Except for the pictures, retype the records that follow exactly.

______

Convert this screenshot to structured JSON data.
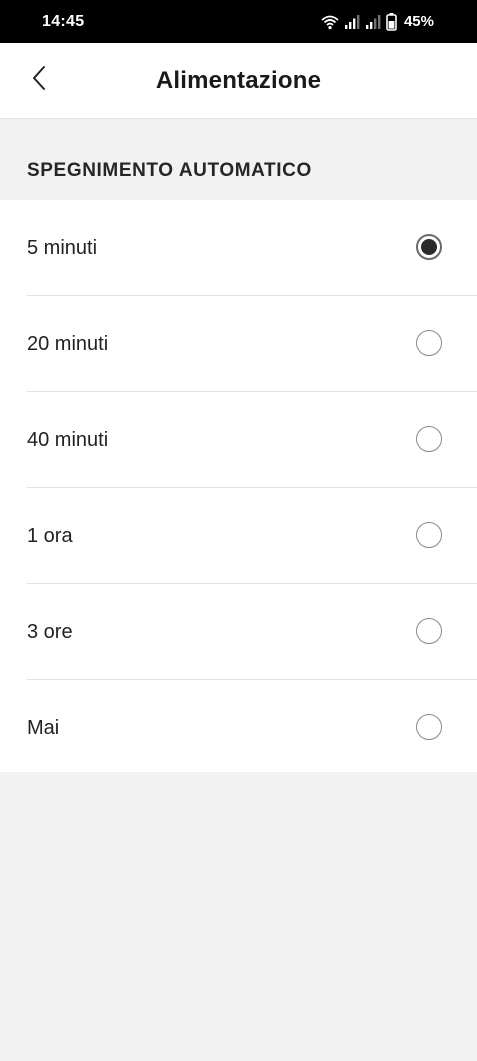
{
  "status_bar": {
    "time": "14:45",
    "battery_percent": "45%",
    "icons": [
      "wifi-icon",
      "signal-icon",
      "signal-icon",
      "battery-icon"
    ]
  },
  "header": {
    "back_icon": "chevron-left-icon",
    "title": "Alimentazione"
  },
  "section": {
    "title": "SPEGNIMENTO AUTOMATICO"
  },
  "options": [
    {
      "label": "5 minuti",
      "selected": true
    },
    {
      "label": "20 minuti",
      "selected": false
    },
    {
      "label": "40 minuti",
      "selected": false
    },
    {
      "label": "1 ora",
      "selected": false
    },
    {
      "label": "3 ore",
      "selected": false
    },
    {
      "label": "Mai",
      "selected": false
    }
  ],
  "colors": {
    "status_bar_bg": "#000000",
    "page_bg": "#f2f2f2",
    "card_bg": "#ffffff",
    "radio_selected": "#2a2a2a"
  }
}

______

__EXERCISE SOLUTION__
Convert this screenshot to structured JSON data.
{
  "status_bar": {
    "time": "14:45",
    "battery_percent": "45%",
    "icons": [
      "wifi-icon",
      "signal-icon",
      "signal-icon",
      "battery-icon"
    ]
  },
  "header": {
    "back_icon": "chevron-left-icon",
    "title": "Alimentazione"
  },
  "section": {
    "title": "SPEGNIMENTO AUTOMATICO"
  },
  "options": [
    {
      "label": "5 minuti",
      "selected": true
    },
    {
      "label": "20 minuti",
      "selected": false
    },
    {
      "label": "40 minuti",
      "selected": false
    },
    {
      "label": "1 ora",
      "selected": false
    },
    {
      "label": "3 ore",
      "selected": false
    },
    {
      "label": "Mai",
      "selected": false
    }
  ],
  "colors": {
    "status_bar_bg": "#000000",
    "page_bg": "#f2f2f2",
    "card_bg": "#ffffff",
    "radio_selected": "#2a2a2a"
  }
}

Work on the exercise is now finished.